#### SOURCE RECORDS

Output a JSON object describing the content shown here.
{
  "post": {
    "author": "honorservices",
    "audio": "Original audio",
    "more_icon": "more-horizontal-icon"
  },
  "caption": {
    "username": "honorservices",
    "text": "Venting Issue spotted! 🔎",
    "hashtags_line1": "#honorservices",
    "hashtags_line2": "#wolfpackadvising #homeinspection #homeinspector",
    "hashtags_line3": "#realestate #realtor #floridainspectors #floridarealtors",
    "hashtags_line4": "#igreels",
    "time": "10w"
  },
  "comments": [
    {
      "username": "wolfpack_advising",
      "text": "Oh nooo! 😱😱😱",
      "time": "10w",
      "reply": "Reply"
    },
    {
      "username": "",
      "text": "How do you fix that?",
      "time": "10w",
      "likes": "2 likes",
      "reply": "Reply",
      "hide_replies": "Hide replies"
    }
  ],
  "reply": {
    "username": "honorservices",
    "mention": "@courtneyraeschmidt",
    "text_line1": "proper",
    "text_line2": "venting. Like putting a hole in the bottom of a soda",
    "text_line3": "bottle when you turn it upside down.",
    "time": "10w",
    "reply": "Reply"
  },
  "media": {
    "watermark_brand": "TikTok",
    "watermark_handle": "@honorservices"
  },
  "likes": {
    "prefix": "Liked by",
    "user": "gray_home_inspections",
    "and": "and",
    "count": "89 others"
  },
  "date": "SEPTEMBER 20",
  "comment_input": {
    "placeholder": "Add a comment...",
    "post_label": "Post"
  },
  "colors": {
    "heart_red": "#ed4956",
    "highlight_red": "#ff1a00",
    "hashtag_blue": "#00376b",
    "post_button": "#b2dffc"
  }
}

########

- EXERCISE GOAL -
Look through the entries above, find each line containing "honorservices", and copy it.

- RESULT OF THE TASK -
    "author": "honorservices",
    "username": "honorservices",
    "hashtags_line1": "#honorservices",
    "username": "honorservices",
    "watermark_handle": "@honorservices"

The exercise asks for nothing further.